[Source data]
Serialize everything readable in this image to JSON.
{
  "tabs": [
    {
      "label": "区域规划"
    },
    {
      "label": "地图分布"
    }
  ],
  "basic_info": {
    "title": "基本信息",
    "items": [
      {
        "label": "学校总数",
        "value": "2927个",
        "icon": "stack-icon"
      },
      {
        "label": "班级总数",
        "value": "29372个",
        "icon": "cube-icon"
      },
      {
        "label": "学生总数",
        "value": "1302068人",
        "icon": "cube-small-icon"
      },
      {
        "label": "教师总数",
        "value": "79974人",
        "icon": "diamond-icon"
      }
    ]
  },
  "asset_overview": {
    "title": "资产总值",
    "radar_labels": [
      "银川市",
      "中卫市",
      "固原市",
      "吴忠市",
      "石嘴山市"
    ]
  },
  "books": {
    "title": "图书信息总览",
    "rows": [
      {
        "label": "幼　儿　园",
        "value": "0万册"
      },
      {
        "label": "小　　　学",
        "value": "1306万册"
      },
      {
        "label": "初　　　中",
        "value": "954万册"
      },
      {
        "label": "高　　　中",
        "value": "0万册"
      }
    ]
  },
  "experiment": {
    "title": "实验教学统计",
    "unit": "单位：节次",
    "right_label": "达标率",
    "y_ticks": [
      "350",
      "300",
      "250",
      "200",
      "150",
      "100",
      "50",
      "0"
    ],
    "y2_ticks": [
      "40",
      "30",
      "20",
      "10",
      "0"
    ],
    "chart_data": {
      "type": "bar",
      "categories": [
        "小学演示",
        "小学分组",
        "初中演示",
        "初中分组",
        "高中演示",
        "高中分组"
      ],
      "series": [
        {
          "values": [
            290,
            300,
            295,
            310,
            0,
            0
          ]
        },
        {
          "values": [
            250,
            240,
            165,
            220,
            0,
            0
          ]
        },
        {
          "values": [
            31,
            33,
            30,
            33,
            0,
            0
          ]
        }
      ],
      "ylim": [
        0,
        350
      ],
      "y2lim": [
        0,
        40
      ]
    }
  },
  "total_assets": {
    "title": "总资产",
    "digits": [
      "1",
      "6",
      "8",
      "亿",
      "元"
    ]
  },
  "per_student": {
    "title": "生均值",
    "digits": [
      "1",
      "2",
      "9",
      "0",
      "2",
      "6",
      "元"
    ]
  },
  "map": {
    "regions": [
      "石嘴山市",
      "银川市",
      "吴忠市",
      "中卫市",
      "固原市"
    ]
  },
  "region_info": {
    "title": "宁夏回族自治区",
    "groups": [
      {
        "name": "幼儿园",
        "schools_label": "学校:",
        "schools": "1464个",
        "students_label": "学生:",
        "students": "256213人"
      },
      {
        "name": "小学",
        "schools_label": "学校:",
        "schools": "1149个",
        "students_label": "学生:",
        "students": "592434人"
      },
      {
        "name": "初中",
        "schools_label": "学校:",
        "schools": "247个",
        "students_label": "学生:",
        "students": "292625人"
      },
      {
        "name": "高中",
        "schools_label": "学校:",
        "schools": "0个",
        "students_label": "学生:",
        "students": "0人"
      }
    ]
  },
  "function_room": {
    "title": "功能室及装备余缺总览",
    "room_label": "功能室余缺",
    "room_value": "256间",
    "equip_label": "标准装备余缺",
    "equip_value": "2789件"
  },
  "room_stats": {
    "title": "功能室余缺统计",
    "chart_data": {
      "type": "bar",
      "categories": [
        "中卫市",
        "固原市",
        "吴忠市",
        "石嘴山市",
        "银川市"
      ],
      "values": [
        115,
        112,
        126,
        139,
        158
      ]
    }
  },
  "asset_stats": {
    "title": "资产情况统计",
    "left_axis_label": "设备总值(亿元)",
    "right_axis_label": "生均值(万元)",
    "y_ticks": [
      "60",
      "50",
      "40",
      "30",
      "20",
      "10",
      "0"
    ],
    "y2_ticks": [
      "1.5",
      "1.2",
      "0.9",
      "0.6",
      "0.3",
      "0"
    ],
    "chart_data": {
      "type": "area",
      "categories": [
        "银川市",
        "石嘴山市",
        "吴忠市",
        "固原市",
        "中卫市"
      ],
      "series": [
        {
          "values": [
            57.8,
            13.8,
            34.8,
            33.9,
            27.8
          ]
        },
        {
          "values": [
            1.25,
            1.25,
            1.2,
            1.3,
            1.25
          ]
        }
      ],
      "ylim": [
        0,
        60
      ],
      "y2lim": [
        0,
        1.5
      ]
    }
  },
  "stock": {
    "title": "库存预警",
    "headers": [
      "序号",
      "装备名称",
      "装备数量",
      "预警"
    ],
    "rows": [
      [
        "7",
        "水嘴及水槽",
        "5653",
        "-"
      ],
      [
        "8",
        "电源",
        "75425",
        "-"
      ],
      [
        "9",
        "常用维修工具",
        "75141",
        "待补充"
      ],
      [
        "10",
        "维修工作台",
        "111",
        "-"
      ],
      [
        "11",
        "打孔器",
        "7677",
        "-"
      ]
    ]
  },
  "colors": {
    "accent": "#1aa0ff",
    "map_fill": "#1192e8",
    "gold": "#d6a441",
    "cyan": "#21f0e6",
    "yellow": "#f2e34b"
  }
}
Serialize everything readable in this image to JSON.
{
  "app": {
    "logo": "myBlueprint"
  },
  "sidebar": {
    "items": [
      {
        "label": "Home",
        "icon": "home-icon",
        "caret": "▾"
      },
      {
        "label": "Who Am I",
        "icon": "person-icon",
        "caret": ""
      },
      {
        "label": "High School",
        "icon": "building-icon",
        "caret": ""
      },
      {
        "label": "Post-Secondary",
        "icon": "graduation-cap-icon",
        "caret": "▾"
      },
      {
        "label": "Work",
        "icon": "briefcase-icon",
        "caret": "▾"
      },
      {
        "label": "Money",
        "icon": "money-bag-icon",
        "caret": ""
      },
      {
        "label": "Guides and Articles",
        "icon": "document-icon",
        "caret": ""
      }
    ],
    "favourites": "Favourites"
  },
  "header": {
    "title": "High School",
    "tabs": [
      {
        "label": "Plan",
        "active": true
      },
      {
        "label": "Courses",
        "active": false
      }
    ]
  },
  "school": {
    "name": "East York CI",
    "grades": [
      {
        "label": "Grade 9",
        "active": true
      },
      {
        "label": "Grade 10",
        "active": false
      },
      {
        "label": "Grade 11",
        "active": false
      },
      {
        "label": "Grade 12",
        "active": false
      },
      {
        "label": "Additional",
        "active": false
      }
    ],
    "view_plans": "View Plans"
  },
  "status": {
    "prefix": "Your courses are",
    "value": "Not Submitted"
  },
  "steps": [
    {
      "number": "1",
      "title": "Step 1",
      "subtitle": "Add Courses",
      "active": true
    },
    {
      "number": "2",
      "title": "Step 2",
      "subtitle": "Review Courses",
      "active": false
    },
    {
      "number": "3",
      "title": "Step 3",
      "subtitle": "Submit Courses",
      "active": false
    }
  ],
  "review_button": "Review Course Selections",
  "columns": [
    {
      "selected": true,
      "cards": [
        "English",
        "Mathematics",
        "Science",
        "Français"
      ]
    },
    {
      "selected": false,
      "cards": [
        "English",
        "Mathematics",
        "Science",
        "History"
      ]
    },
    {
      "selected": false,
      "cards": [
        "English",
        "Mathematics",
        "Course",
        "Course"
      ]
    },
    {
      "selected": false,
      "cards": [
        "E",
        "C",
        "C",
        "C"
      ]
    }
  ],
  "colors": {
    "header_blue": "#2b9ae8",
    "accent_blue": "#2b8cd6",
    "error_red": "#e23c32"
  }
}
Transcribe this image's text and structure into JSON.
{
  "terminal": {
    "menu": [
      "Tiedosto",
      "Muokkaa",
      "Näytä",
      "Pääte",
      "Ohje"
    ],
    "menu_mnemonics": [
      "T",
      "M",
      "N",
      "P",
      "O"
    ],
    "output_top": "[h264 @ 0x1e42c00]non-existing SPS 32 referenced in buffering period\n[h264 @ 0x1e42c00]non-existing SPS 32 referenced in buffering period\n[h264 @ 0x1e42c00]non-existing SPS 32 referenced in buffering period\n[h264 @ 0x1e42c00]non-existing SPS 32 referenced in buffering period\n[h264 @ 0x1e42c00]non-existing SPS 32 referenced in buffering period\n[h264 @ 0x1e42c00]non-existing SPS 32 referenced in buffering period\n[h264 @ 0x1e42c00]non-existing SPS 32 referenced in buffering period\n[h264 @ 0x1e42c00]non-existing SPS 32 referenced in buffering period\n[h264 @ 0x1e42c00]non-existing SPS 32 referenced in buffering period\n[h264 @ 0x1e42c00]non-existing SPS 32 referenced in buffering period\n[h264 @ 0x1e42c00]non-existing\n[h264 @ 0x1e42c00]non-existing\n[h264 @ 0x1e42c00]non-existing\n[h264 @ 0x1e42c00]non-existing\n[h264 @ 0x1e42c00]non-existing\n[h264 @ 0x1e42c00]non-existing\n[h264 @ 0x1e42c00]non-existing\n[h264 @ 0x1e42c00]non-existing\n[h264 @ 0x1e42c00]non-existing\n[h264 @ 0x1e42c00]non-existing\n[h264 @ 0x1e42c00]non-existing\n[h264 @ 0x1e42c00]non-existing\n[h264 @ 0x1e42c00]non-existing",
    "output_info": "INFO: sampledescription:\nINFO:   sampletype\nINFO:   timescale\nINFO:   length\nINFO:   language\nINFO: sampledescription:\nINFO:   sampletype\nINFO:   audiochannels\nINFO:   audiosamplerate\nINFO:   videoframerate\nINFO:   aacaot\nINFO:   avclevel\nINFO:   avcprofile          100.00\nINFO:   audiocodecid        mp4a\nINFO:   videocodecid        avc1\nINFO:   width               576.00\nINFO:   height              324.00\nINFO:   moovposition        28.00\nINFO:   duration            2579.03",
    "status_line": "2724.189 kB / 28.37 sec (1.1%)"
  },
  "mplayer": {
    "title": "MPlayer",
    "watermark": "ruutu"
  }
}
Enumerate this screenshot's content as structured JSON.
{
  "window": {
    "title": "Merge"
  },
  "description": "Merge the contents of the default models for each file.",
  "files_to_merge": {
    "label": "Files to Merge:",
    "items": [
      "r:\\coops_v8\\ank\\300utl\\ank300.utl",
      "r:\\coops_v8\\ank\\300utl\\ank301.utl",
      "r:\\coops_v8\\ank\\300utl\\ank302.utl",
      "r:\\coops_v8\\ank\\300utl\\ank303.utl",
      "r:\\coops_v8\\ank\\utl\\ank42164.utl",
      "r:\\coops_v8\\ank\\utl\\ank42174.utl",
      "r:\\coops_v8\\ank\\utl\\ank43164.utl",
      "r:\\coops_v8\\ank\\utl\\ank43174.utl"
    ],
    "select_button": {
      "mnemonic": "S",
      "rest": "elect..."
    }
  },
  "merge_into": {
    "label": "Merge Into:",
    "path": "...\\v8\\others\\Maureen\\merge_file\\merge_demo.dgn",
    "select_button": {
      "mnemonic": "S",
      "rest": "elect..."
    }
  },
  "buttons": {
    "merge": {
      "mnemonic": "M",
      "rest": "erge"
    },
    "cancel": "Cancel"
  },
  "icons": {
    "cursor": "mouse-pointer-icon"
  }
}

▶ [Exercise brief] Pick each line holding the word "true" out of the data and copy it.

▶ [Your solution]
        "active": true
        "active": true
      "active": true
      "selected": true,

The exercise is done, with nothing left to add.